**Dataset records**
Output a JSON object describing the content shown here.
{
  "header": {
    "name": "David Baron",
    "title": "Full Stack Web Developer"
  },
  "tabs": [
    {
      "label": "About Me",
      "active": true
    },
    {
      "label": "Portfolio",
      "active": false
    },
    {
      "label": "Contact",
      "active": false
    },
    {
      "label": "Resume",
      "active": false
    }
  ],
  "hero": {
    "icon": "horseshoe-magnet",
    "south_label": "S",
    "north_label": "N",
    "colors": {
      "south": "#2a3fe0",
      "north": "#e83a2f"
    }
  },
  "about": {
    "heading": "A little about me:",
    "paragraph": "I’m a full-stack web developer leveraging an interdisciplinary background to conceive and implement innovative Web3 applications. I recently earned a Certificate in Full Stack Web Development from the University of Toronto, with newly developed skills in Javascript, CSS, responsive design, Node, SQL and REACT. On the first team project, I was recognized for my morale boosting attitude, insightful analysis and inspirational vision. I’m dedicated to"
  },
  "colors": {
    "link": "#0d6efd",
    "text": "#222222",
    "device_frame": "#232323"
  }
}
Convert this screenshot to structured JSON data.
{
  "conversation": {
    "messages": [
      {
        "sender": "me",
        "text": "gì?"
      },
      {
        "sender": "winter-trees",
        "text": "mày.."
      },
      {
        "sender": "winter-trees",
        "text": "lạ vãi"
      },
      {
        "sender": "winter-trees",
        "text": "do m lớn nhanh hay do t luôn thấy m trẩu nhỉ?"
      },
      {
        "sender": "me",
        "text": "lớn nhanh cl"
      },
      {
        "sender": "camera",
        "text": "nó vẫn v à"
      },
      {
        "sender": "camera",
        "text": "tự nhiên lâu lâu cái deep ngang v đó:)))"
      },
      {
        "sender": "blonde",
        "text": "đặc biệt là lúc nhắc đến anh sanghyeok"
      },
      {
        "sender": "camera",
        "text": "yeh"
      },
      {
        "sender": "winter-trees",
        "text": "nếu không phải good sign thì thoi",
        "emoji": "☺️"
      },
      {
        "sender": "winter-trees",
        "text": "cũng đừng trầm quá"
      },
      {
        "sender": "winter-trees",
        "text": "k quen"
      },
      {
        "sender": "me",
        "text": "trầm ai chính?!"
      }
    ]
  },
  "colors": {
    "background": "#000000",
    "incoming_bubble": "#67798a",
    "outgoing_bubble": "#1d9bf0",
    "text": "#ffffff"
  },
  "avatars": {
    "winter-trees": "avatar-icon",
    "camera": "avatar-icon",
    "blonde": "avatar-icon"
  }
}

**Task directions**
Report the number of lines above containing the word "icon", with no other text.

**Response for this exercise**
4